▶ **Problem details**: In the records that follow, find each line with "this" and pull it out.

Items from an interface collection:
>>>>

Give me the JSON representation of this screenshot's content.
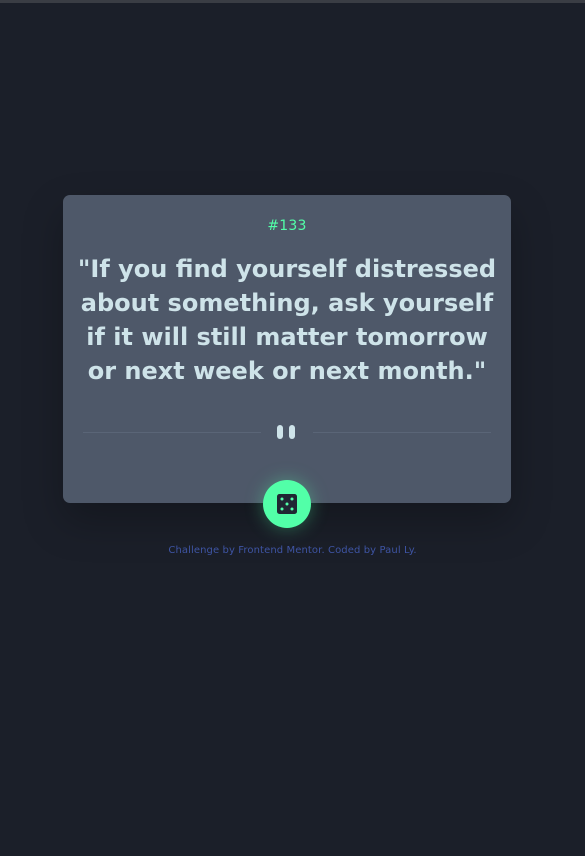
{
  "advice": {
    "id_label": "#133",
    "quote": "\"If you find yourself distressed about something, ask yourself if it will still matter tomorrow or next week or next month.\""
  },
  "icons": {
    "divider": "pause-icon",
    "button": "dice-icon"
  },
  "attribution": {
    "prefix": "Challenge by",
    "frontend_mentor": "Frontend Mentor",
    "middle": ". Coded by",
    "author": "Paul Ly",
    "suffix": "."
  },
  "colors": {
    "background": "#1b1f29",
    "card": "#4e5869",
    "accent": "#52ffa8",
    "text": "#cee3e9",
    "link": "#3e54a3"
  }
}
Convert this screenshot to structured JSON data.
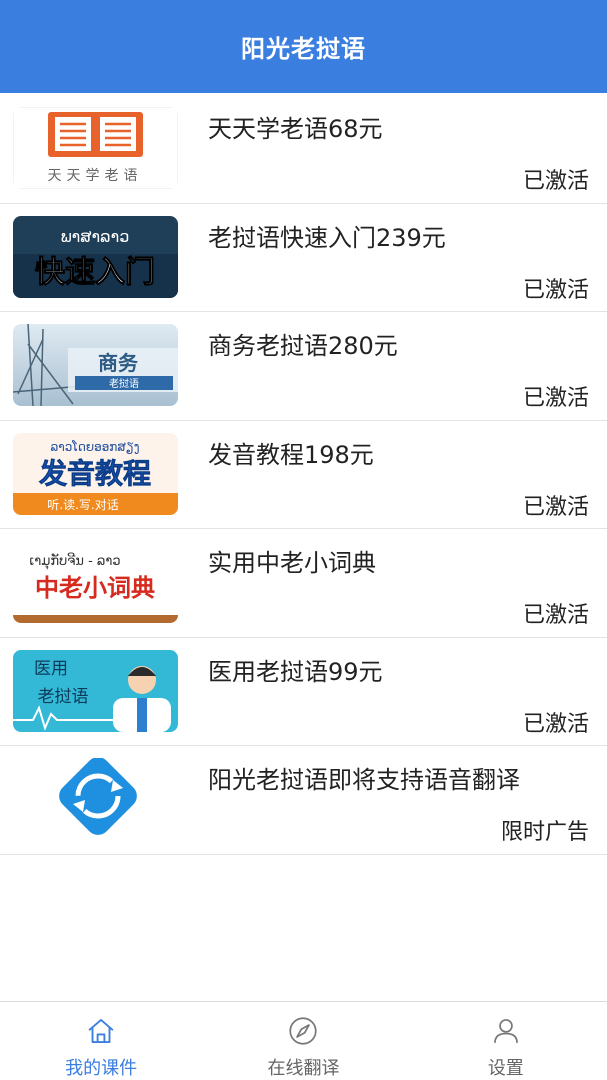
{
  "header": {
    "title": "阳光老挝语"
  },
  "courses": [
    {
      "name": "天天学老语68元",
      "status": "已激活",
      "thumb_text": "天天学老语",
      "thumb_icon": "book-icon"
    },
    {
      "name": "老挝语快速入门239元",
      "status": "已激活",
      "thumb_lao": "ພາສາລາວ",
      "thumb_text": "快速入门"
    },
    {
      "name": "商务老挝语280元",
      "status": "已激活",
      "thumb_text": "商务",
      "thumb_sub": "老挝语"
    },
    {
      "name": "发音教程198元",
      "status": "已激活",
      "thumb_lao": "ລາວໂດຍອອກສຽງ",
      "thumb_text": "发音教程",
      "thumb_sub": "听.读.写.对话"
    },
    {
      "name": "实用中老小词典",
      "status": "已激活",
      "thumb_lao": "ເາມຸກັບຈີນ - ລາວ",
      "thumb_text": "中老小词典"
    },
    {
      "name": "医用老挝语99元",
      "status": "已激活",
      "thumb_text": "医用",
      "thumb_sub": "老挝语",
      "thumb_icon": "doctor-icon"
    },
    {
      "name": "阳光老挝语即将支持语音翻译",
      "status": "限时广告",
      "thumb_icon": "refresh-icon"
    }
  ],
  "tabs": [
    {
      "label": "我的课件",
      "icon": "home-icon",
      "active": true
    },
    {
      "label": "在线翻译",
      "icon": "compass-icon",
      "active": false
    },
    {
      "label": "设置",
      "icon": "user-icon",
      "active": false
    }
  ],
  "colors": {
    "header": "#3a7ee0",
    "active_tab": "#3a7ee0",
    "inactive_tab": "#666666"
  }
}
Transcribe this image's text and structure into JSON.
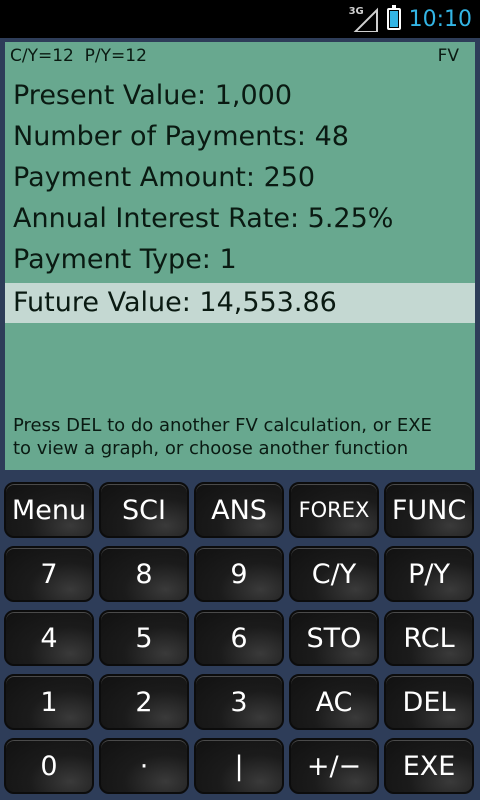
{
  "status": {
    "network": "3G",
    "time": "10:10"
  },
  "display": {
    "cy": "C/Y=12",
    "py": "P/Y=12",
    "mode": "FV",
    "rows": [
      {
        "label": "Present Value: 1,000"
      },
      {
        "label": "Number of Payments: 48"
      },
      {
        "label": "Payment Amount: 250"
      },
      {
        "label": "Annual Interest Rate: 5.25%"
      },
      {
        "label": "Payment Type: 1"
      },
      {
        "label": "Future Value: 14,553.86"
      }
    ],
    "help": "Press DEL to do another FV calculation, or EXE to view a graph, or choose another function"
  },
  "keys": [
    [
      "Menu",
      "SCI",
      "ANS",
      "FOREX",
      "FUNC"
    ],
    [
      "7",
      "8",
      "9",
      "C/Y",
      "P/Y"
    ],
    [
      "4",
      "5",
      "6",
      "STO",
      "RCL"
    ],
    [
      "1",
      "2",
      "3",
      "AC",
      "DEL"
    ],
    [
      "0",
      "·",
      "|",
      "+/−",
      "EXE"
    ]
  ]
}
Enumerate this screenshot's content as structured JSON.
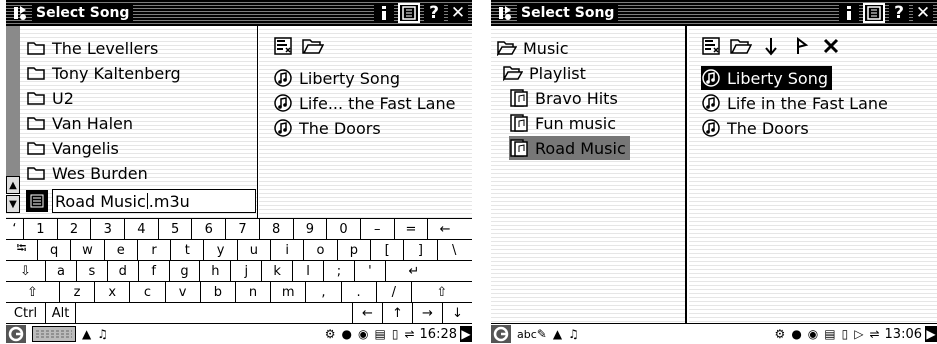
{
  "left": {
    "title": "Select Song",
    "title_buttons": {
      "help": "?",
      "close": "✕"
    },
    "folders": [
      "The Levellers",
      "Tony Kaltenberg",
      "U2",
      "Van Halen",
      "Vangelis",
      "Wes Burden"
    ],
    "filename_input": {
      "value_before_caret": "Road Music",
      "value_after_caret": ".m3u"
    },
    "songs": [
      "Liberty Song",
      "Life... the Fast Lane",
      "The Doors"
    ],
    "keyboard": {
      "row1": [
        "‘",
        "1",
        "2",
        "3",
        "4",
        "5",
        "6",
        "7",
        "8",
        "9",
        "0",
        "–",
        "=",
        "←"
      ],
      "row2": [
        "⭾",
        "q",
        "w",
        "e",
        "r",
        "t",
        "y",
        "u",
        "i",
        "o",
        "p",
        "[",
        "]",
        "\\"
      ],
      "row3": [
        "⇩",
        "a",
        "s",
        "d",
        "f",
        "g",
        "h",
        "j",
        "k",
        "l",
        ";",
        "'",
        "↵"
      ],
      "row4": [
        "⇧",
        "z",
        "x",
        "c",
        "v",
        "b",
        "n",
        "m",
        ",",
        ".",
        "/",
        "⇧"
      ],
      "row5": {
        "ctrl": "Ctrl",
        "alt": "Alt",
        "arrows": [
          "←",
          "↑",
          "→",
          "↓"
        ]
      }
    },
    "status": {
      "time": "16:28"
    }
  },
  "right": {
    "title": "Select Song",
    "title_buttons": {
      "help": "?",
      "close": "✕"
    },
    "tree": [
      {
        "label": "Music",
        "icon": "folder-open-icon"
      },
      {
        "label": "Playlist",
        "icon": "folder-open-icon"
      },
      {
        "label": "Bravo Hits",
        "icon": "playlist-icon"
      },
      {
        "label": "Fun music",
        "icon": "playlist-icon"
      },
      {
        "label": "Road Music",
        "icon": "playlist-icon"
      }
    ],
    "songs": [
      "Liberty Song",
      "Life in the Fast Lane",
      "The Doors"
    ],
    "status": {
      "input_mode": "abc",
      "time": "13:06"
    }
  }
}
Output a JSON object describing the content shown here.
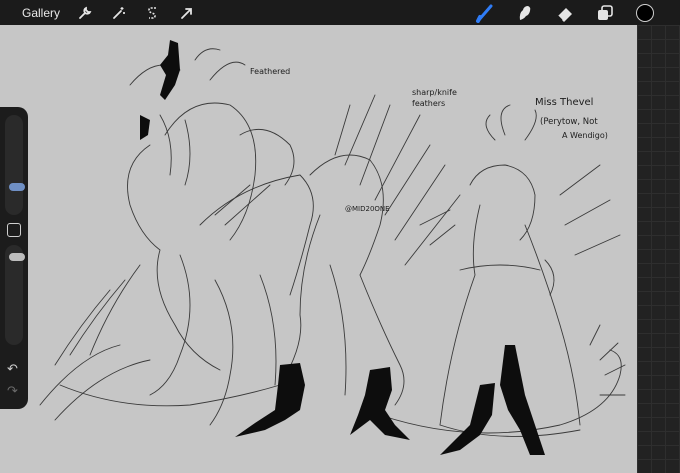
{
  "toolbar": {
    "gallery_label": "Gallery",
    "left_tools": [
      "wrench-icon",
      "magic-wand-icon",
      "selection-icon",
      "transform-arrow-icon"
    ],
    "right_tools": [
      "brush-icon",
      "smudge-icon",
      "eraser-icon",
      "layers-icon"
    ],
    "active_tool_color": "#2f7cf6",
    "current_color": "#000000"
  },
  "sidebar": {
    "brush_size_level": 0.42,
    "opacity_level": 0.85,
    "undo_icon": "↶",
    "redo_icon": "↷"
  },
  "canvas": {
    "background": "#c6c6c6",
    "notes": {
      "feathered": "Feathered",
      "sharp_feathers": "sharp/knife\nfeathers",
      "title_line1": "Miss Thevel",
      "title_line2": "(Perytow, Not",
      "title_line3": "A Wendigo)",
      "handle": "@MID20ONE"
    }
  }
}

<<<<

▶ **Expected answer**:
Give me the JSON representation of this screenshot's content.
Convert this screenshot to structured JSON data.
Transcribe this image's text and structure into JSON.
Enumerate this screenshot's content as structured JSON.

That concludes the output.